For many Christians in Eastern Europe who were persecuted by state socialism, freedom from the State has been an answer to their prayers.

For a British left that was founded more in Methodist than in Marx there does exist voice for Church leaders to defend Christian values within the political left and challenge values held dear by the right. 

As someone who has worked in business, held Wonga to account, become an authority on the banking crisis, and who has recently opened the London Stock Exchange, I have no doubt that the Archbishop has the verses to articulate praise for the market and the good business can do. 

I am sure he has sermons to inspire those of his flock whose wealth and job creation is rightly part of their worship and a fulfilment of the parable of the talents.

The volume needs to be turned up in order to restore a political balance in the sound heard, not letting either the fade control of the left or the right speaker become dominant. 

It is not that the message needs to be popular, far from it, the challenge for the Archbishop of Canterbury isn’t to change his tune. It is to take the opportunity to broaden his message into a full album. It’s not to withdraw from public challenge or debate, but to take his song of justice to new audiences. 

Perhaps now is the time to ensure the even-handedness of the message by also speaking from a conservative platform. The difficult second album might actually round out the music. 

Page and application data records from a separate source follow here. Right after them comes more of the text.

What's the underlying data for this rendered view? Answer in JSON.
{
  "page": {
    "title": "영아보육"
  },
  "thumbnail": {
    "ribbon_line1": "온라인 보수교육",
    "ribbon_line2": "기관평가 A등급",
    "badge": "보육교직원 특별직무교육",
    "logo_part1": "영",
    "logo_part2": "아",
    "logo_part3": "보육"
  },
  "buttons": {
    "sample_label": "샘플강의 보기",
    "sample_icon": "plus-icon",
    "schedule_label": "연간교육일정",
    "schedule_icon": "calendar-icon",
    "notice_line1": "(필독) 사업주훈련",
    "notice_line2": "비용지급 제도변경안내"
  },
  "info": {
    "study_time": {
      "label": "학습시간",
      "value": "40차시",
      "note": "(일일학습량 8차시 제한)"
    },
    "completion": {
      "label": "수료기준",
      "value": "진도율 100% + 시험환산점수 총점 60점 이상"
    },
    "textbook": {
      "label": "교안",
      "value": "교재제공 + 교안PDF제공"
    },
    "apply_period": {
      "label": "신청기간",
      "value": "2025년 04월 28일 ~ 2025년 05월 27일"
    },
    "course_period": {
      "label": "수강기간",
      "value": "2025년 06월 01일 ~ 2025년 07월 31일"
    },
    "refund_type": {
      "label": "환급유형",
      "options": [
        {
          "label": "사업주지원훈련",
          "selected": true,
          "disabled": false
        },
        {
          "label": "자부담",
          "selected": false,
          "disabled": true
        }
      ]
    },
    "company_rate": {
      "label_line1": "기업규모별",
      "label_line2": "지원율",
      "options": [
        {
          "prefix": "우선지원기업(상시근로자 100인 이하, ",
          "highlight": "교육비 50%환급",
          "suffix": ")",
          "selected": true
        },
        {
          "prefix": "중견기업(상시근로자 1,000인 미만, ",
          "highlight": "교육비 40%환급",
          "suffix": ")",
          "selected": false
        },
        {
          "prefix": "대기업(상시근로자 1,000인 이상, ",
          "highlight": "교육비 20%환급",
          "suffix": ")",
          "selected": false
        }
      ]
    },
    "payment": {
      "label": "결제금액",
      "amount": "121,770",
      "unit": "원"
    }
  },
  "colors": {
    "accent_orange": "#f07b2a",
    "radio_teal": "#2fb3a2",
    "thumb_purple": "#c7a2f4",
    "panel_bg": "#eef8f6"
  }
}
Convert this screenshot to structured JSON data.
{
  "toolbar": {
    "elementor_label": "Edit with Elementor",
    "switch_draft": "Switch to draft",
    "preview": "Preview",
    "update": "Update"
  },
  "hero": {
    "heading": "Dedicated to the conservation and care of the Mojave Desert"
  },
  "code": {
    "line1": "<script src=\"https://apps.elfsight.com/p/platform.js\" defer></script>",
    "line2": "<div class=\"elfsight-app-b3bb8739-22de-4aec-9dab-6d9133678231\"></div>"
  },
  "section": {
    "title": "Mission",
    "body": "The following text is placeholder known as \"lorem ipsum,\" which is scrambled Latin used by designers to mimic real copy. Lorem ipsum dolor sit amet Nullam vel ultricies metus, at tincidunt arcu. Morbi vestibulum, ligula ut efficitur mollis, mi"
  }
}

I for one will welcome what Archbishop Justin has to say in response. I will be delighted to help him ensure that he gains a wider platform, a broader message and is given the opportunity with fresh audiences to seek and to be given a listening ear.